61 Pages Posted: 23 Oct 2019

See all articles by Christopher Severen

Christopher Severen

Federal Reserve Banks - Federal Reserve Bank of Philadelphia

Arthur van Benthem

University of Pennsylvania - Business & Public Policy Department

Date Written: 2019-09-18

Abstract

An individual's initial experiences with a common good, such as gasoline, can shape their behavior for decades. We first show that the 1979 oil crisis had a persistent negative effect on the likelihood that individuals that came of driving age during this time drove to work in the year 2000 (i.e., in their mid 30s). The effect is stronger for those with lower incomes and those in cities. Combining data on many cohorts, we then show that large increases in gasoline prices between the ages of 15 and 18 significantly reduce both (i) the likelihood of driving a private automobile to work and (ii) total annual vehicle miles traveled later in life, while also increasing public transit use. Differences in driver license age requirements generate additional variation in the formative window. These effects cannot be explained by contemporaneous in-come and do not appear to be only due to increased costs from delayed driving skill acquisition. Instead, they seem to reflect the formation of preferences for driving or persistent changes in the perceived costs of driving.

Keywords: formative experiences, preference persistence, path dependence, driving behavior, gasoline price

JEL Classification: D12, D90, L91, Q41, R41

Suggested Citation

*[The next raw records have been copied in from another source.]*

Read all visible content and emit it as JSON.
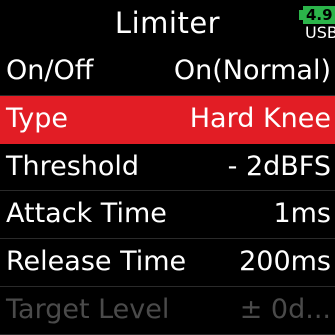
{
  "header": {
    "title": "Limiter",
    "battery": {
      "level": "4.9",
      "source": "USB",
      "color": "#2bb44a"
    }
  },
  "menu": {
    "items": [
      {
        "label": "On/Off",
        "value": "On(Normal)",
        "selected": false,
        "enabled": true
      },
      {
        "label": "Type",
        "value": "Hard Knee",
        "selected": true,
        "enabled": true
      },
      {
        "label": "Threshold",
        "value": "- 2dBFS",
        "selected": false,
        "enabled": true
      },
      {
        "label": "Attack Time",
        "value": "1ms",
        "selected": false,
        "enabled": true
      },
      {
        "label": "Release Time",
        "value": "200ms",
        "selected": false,
        "enabled": true
      },
      {
        "label": "Target Level",
        "value": "± 0d...",
        "selected": false,
        "enabled": false
      }
    ]
  },
  "colors": {
    "background": "#000000",
    "highlight": "#e21d25",
    "text": "#ffffff",
    "disabled_text": "#4a4a4a"
  }
}
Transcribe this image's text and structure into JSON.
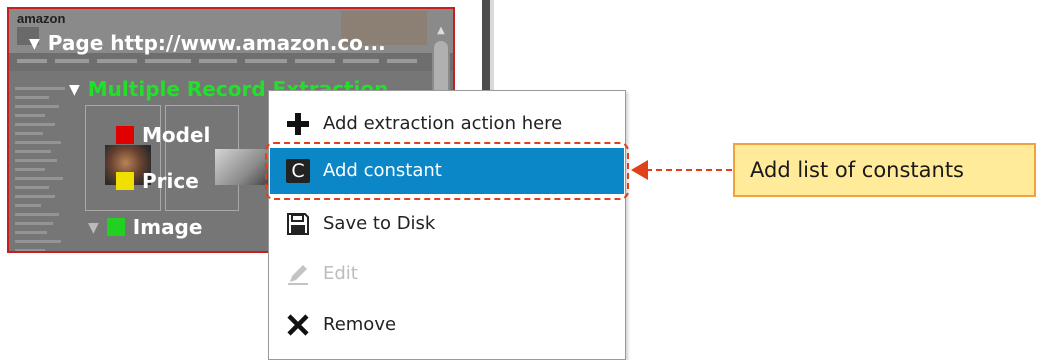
{
  "browser_preview": {
    "site_logo": "amazon",
    "tree": {
      "page_label": "Page  http://www.amazon.co...",
      "extraction_label": "Multiple Record Extraction",
      "fields": [
        {
          "name": "Model",
          "color": "#e00000"
        },
        {
          "name": "Price",
          "color": "#f0e000"
        },
        {
          "name": "Image",
          "color": "#22d022"
        }
      ]
    }
  },
  "context_menu": {
    "items": [
      {
        "label": "Add extraction action here",
        "icon": "plus-icon",
        "state": "normal"
      },
      {
        "label": "Add constant",
        "icon": "constant-c-icon",
        "state": "selected"
      },
      {
        "label": "Save to Disk",
        "icon": "floppy-disk-icon",
        "state": "normal"
      },
      {
        "label": "Edit",
        "icon": "pencil-icon",
        "state": "disabled"
      },
      {
        "label": "Remove",
        "icon": "x-icon",
        "state": "normal"
      }
    ]
  },
  "callout": {
    "text": "Add list of constants"
  },
  "colors": {
    "highlight": "#0b86c6",
    "annotation": "#e0401a",
    "callout_fill": "#ffeb9a",
    "callout_border": "#f2a23a"
  }
}
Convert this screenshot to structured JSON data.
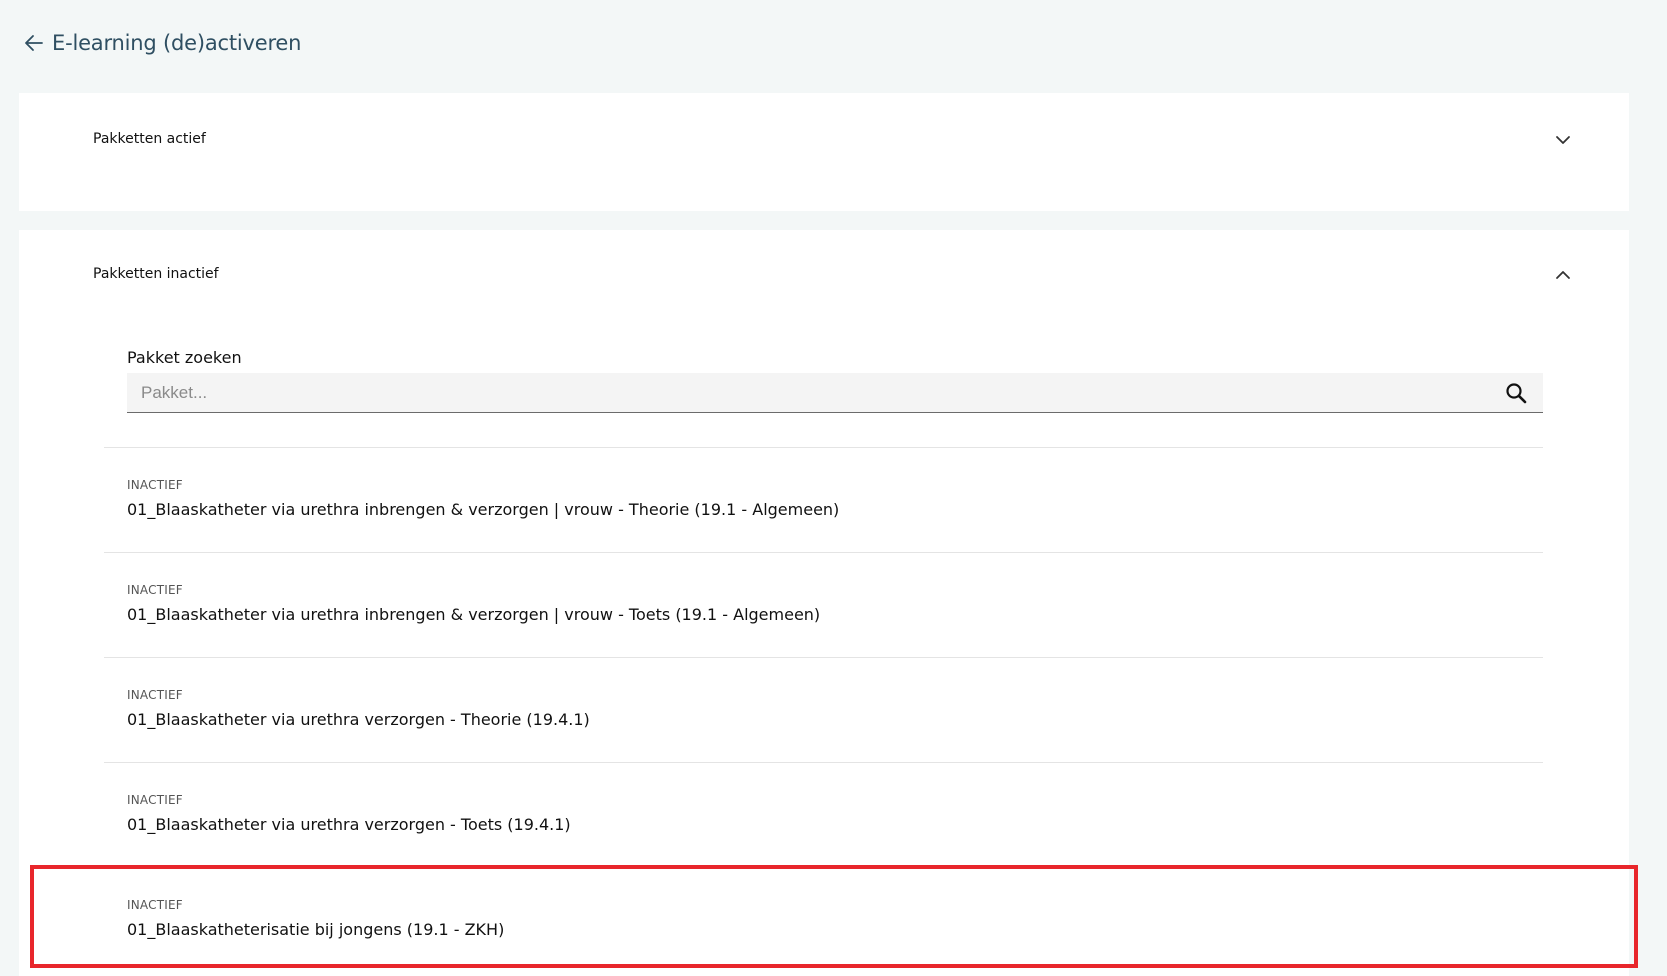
{
  "header": {
    "back_icon": "arrow-left-icon",
    "title": "E-learning (de)activeren"
  },
  "panels": {
    "active": {
      "title": "Pakketten actief",
      "icon": "chevron-down-icon",
      "expanded": false
    },
    "inactive": {
      "title": "Pakketten inactief",
      "icon": "chevron-up-icon",
      "expanded": true
    }
  },
  "search": {
    "label": "Pakket zoeken",
    "placeholder": "Pakket...",
    "value": "",
    "icon": "search-icon"
  },
  "items": [
    {
      "status": "INACTIEF",
      "title": "01_Blaaskatheter via urethra inbrengen & verzorgen | vrouw - Theorie (19.1 - Algemeen)"
    },
    {
      "status": "INACTIEF",
      "title": "01_Blaaskatheter via urethra inbrengen & verzorgen | vrouw - Toets (19.1 - Algemeen)"
    },
    {
      "status": "INACTIEF",
      "title": "01_Blaaskatheter via urethra verzorgen - Theorie (19.4.1)"
    },
    {
      "status": "INACTIEF",
      "title": "01_Blaaskatheter via urethra verzorgen - Toets (19.4.1)"
    },
    {
      "status": "INACTIEF",
      "title": "01_Blaaskatheterisatie bij jongens (19.1 - ZKH)"
    }
  ],
  "colors": {
    "background": "#f3f7f7",
    "panel": "#ffffff",
    "header_text": "#2f4f62",
    "highlight": "#e8262b"
  }
}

Severen, Christopher and van Benthem, Arthur, Formative Experiences and the Price of Gasoline (2019-09-18). FRB of Philadelphia Working Paper No. 19-35. Available at SSRN: https://ssrn.com/abstract=3474359 or http://dx.doi.org/10.21799/frbp.wp.2019.35

Christopher Severen (Contact Author)

Federal Reserve Banks - Federal Reserve Bank of Philadelphia ( email )

Ten Independence Mall
Philadelphia, PA 19106-1574
United States

Arthur Van Benthem

University of Pennsylvania - Business & Public Policy Department ( email )

3641 Locust Walk
Philadelphia, PA 19104-6372
United States
215-898-3013 (Phone)

HOME PAGE: http://bepp.wharton.upenn.edu/profile/21174/

Here is the Coronavirus
related research on SSRN

Paper statistics

Downloads
0
Abstract Views
71
PlumX Metrics